While the B-24 was built in larger numbers than any other multi-engine plane in the US arsenal and was factory- and field-modified into many useful configurations, its history and evolution were not nearly so well documented in the contemporary press as its sister, competitor, bomber the B-17.

The examples below are educated guesses in many cases, based on information in Jane's, Hess, et al, and Wikipedia. IDs for specific models are mostly drawn from Joe Baugher's page (http://www.joebaugher.com/usaf_serials/usafserials.html and links), based on tail numbers.
Many wartime photos had some or all of the armament, and often tail numbers or other identifiable features, dodged out; dorsal turret and tail guns were usually shown, however.
It is probably worth noting that none of the photos from my magazines shows the waist guns deployed. So the difference between the open-window, back-to-back deployment of the early models and the glassed-in, staggered deployment of the late models is not obvious — indeed, is not visible in any of these photos, unlike the case with the B-17.

XB-24: The prototype was reconfigured a number of times in development.
An August, 1942, ad shows the rightside nose and inner engine nacelles. Plane is in natural metal finish, has short nose, no "football," no dorsal turret, round (non-turbocharged) engine nacelles, no "rams-horn" pitot tubes.

YB-24/LB-30A Liberator: A photo from a March, 1942, ad shows a plane from 2 o'clock high. Plane has short nose, no tail turret, no dorsal turret, round (non-turbocharged) engine nacelles, RAF markings. This plane has a "football," has "rams-horns" at 3-and-9 o'clock positions on nose immediately aft of greenhouse.

B-24A/Liberator I:

B-24C: Short-run version leading up to the definitive B-24D.

B-24D/PB4Y-1/Liberator B.III: The workhorse model, produced in considerable quantities, and apparently in a variety of configurations:
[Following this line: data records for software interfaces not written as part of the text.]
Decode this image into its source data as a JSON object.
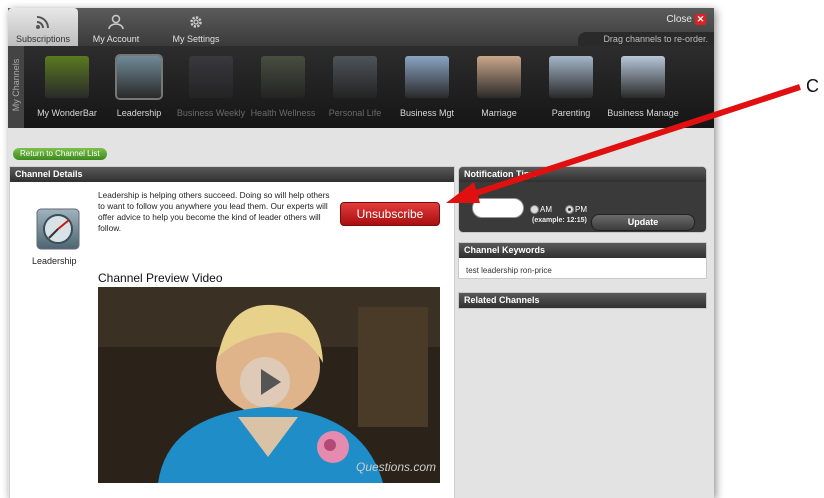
{
  "tabs": {
    "subscriptions": "Subscriptions",
    "my_account": "My Account",
    "my_settings": "My Settings"
  },
  "close_label": "Close",
  "drag_hint": "Drag channels to re-order.",
  "my_channels_label": "My Channels",
  "channels": [
    {
      "label": "My WonderBar",
      "thumb": "#5a7a20",
      "dim": false
    },
    {
      "label": "Leadership",
      "thumb": "#6f8a96",
      "dim": false
    },
    {
      "label": "Business Weekly",
      "thumb": "#4a4a56",
      "dim": true
    },
    {
      "label": "Health Wellness",
      "thumb": "#6f7a5a",
      "dim": true
    },
    {
      "label": "Personal Life",
      "thumb": "#7a8694",
      "dim": true
    },
    {
      "label": "Business Mgt",
      "thumb": "#8aa3c2",
      "dim": false
    },
    {
      "label": "Marriage",
      "thumb": "#c9a78a",
      "dim": false
    },
    {
      "label": "Parenting",
      "thumb": "#a4b6c9",
      "dim": false
    },
    {
      "label": "Business Manage",
      "thumb": "#b7c6d9",
      "dim": false
    }
  ],
  "return_button": "Return to Channel List",
  "details": {
    "header": "Channel Details",
    "channel_name": "Leadership",
    "description": "Leadership is helping others succeed. Doing so will help others to want to follow you anywhere you lead them. Our experts will offer advice to help you become the kind of leader others will follow.",
    "unsubscribe": "Unsubscribe",
    "preview_title": "Channel Preview Video",
    "watermark": "Questions.com"
  },
  "notification": {
    "header": "Notification Time",
    "am": "AM",
    "pm": "PM",
    "example": "(example: 12:15)",
    "update": "Update"
  },
  "keywords": {
    "header": "Channel Keywords",
    "text": "test  leadership  ron-price"
  },
  "related": {
    "header": "Related Channels"
  },
  "callout_text": "C",
  "colors": {
    "accent_red": "#c31919",
    "return_green": "#4e9a2a",
    "header_dark": "#3a3a3a"
  }
}
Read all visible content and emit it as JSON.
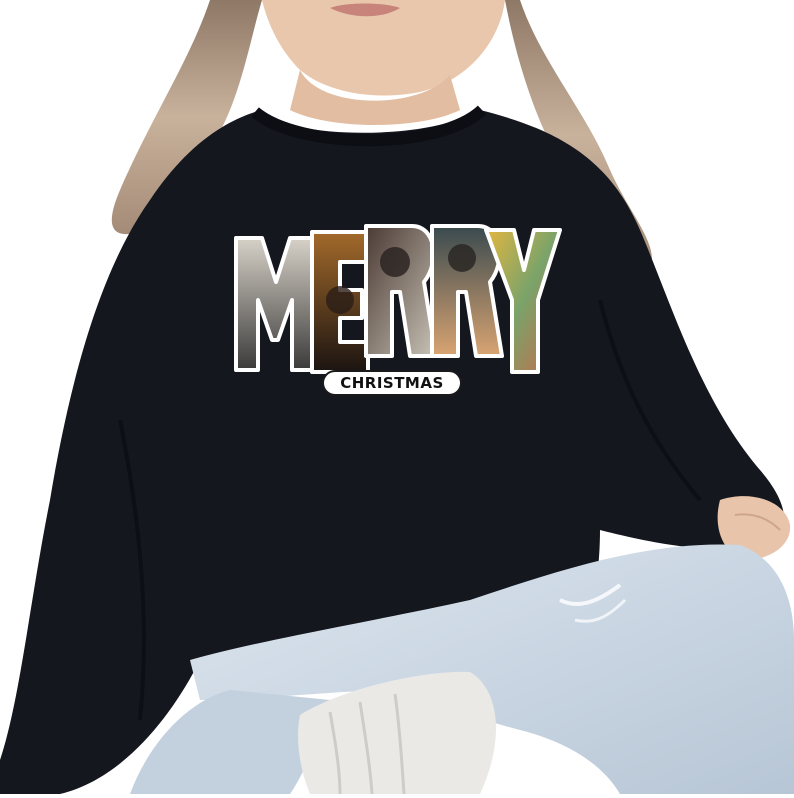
{
  "print": {
    "headline_letters": [
      "M",
      "E",
      "R",
      "R",
      "Y"
    ],
    "subline": "CHRISTMAS"
  },
  "colors": {
    "background": "#ffffff",
    "sweatshirt": "#15171f",
    "hair": "#b89b82",
    "skin": "#e6c2a8",
    "jeans": "#c9d6e3",
    "socks": "#e9e7e4"
  }
}
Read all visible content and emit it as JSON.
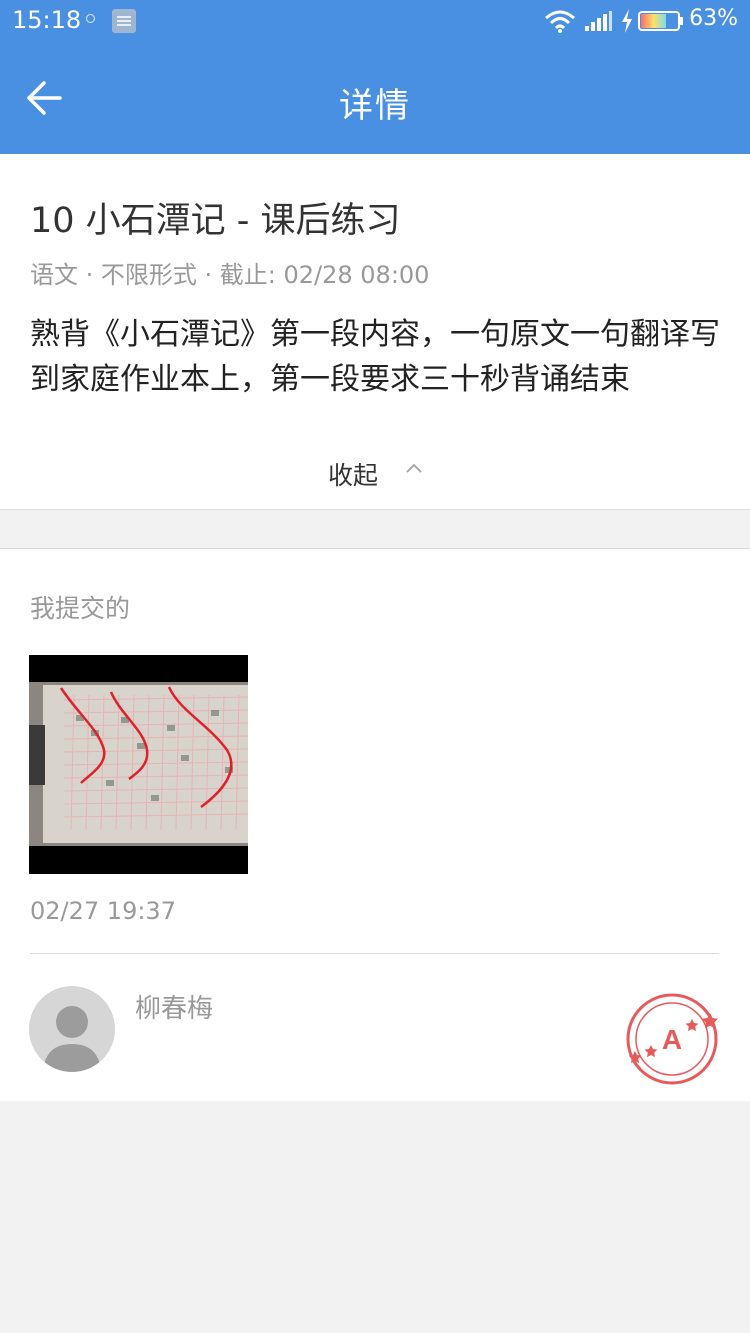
{
  "status_bar": {
    "time": "15:18",
    "battery_percent": "63%"
  },
  "header": {
    "title": "详情",
    "back_icon": "arrow-left-icon"
  },
  "homework": {
    "title": "10 小石潭记 - 课后练习",
    "subject": "语文",
    "form": "不限形式",
    "deadline": "截止: 02/28 08:00",
    "separator": " · ",
    "description": "熟背《小石潭记》第一段内容，一句原文一句翻译写到家庭作业本上，第一段要求三十秒背诵结束",
    "collapse_label": "收起"
  },
  "submission": {
    "section_label": "我提交的",
    "submitted_at": "02/27 19:37",
    "teacher_name": "柳春梅",
    "grade_letter": "A"
  },
  "colors": {
    "primary": "#4a90e2",
    "grade_stamp": "#e85a5a"
  }
}
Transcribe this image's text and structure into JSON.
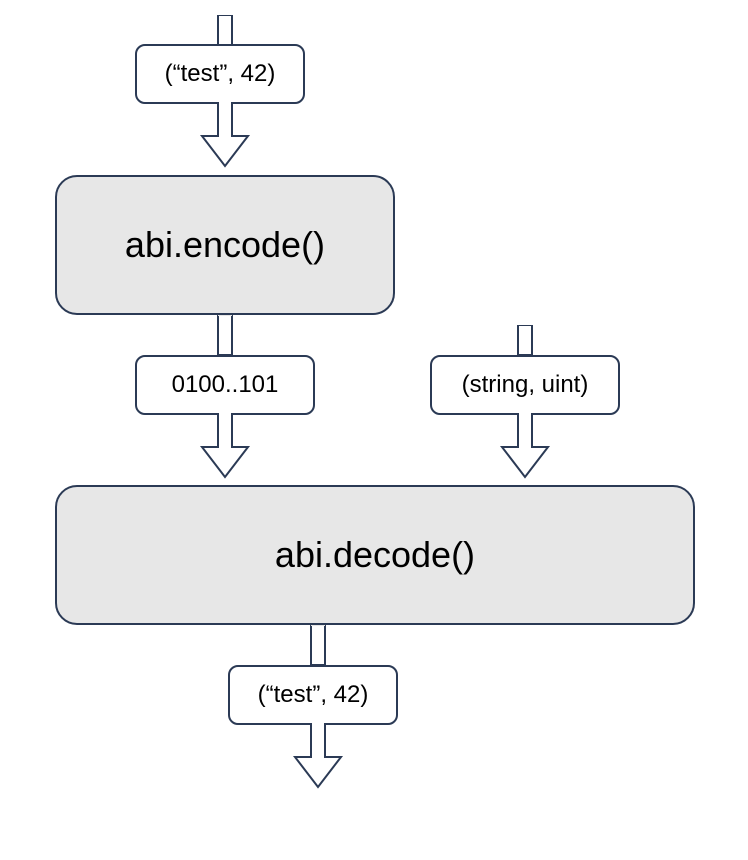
{
  "nodes": {
    "input_tuple": "(“test”, 42)",
    "encode_fn": "abi.encode()",
    "encoded_bytes": "0100..101",
    "type_tuple": "(string, uint)",
    "decode_fn": "abi.decode()",
    "output_tuple": "(“test”, 42)"
  }
}
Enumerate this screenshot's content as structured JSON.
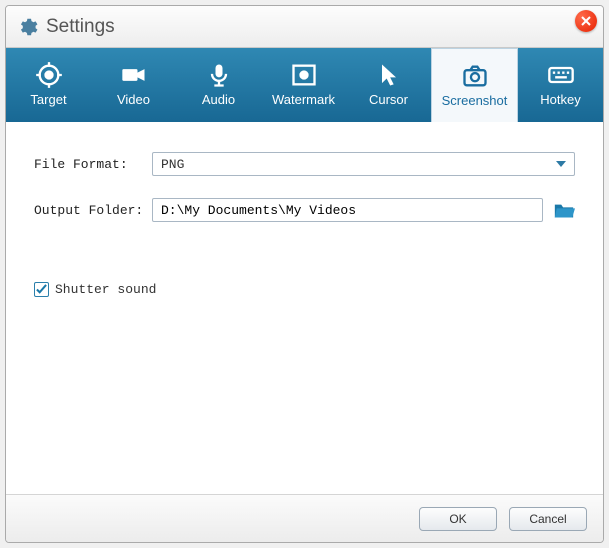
{
  "window": {
    "title": "Settings"
  },
  "tabs": {
    "target": "Target",
    "video": "Video",
    "audio": "Audio",
    "watermark": "Watermark",
    "cursor": "Cursor",
    "screenshot": "Screenshot",
    "hotkey": "Hotkey"
  },
  "form": {
    "file_format_label": "File Format:",
    "file_format_value": "PNG",
    "output_folder_label": "Output Folder:",
    "output_folder_value": "D:\\My Documents\\My Videos",
    "shutter_sound_label": "Shutter sound",
    "shutter_sound_checked": true
  },
  "buttons": {
    "ok": "OK",
    "cancel": "Cancel"
  }
}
Armament was one of the areas where visible changes happened most frequently.

B-24E/Liberator IV: Essentially a B-24D built at one of the auxiliary plants — Consolidated Fort Worth, Douglas Tulsa, Ford Willow Run (which supplied kits to the other plants for final assembly.) Because the B-24D was built in such large numbers, there were a number of visible configuration differences, especially considering field mods.
Images include:

B-24H/J/PB4Y-1/Liberator B.VI:

  • An October, 1943, news clip is a detail photo of the Emerson nose turret on a Willow Run plane.
  • A December, 1943, ad shows a B-24H (probably B-24H-1-CF 264438 — the tail number is difficult to read) from 2 o'clock, with a clear picture of the Emerson nose turret.
    The plane appears to retain the tunnel-gun windows (lower aft fuselage).
  • Photo from a December, 1943, ad is a detail photo of the Emerson nose turret.
  • A January, 1944, ad shows B-24H-1-CF 264435 from 2 o'clock high and a detail photo of the Emerson nose turret. Plane has astrodome, "rams-horns" at 10-and-2 positions. It appears to have tunnel-gun windows.
  • A February, 1944, ad shows B-24H-1-FO 27614 from 10 o'clock, Plane has Emerson nose turret, "rams-horns" at 10-and-2 positions, star and bar with red border insigne on fuselage.
  • A May, 1944, ad shows a B-24J from 10 o'clock high. Photo shows dorsal, belly and nose turrets; nose turret appears to be Consolidated A-6 type.
  • An August, 1944, ad shows a PB4Y-1 from 10 o'clock high. Plane has midships astrodome, ERCO bow turret.
  • A November, 1944, ad shows a PB4Y-1 from 11 o'clock low. Plane has ERCO bow turret and appears to have ASV radar installation.

    PB4Y-2 Privateer:

    C-87 Liberator Express: Cargo plane derived from the basic B-24 design, produced on the same production line (Fort Worth) as B-24D (and later models). C-87s were used for cargo, troop transport and VIP transport.

    RY-3 Liberator Express:

    Recognition notes: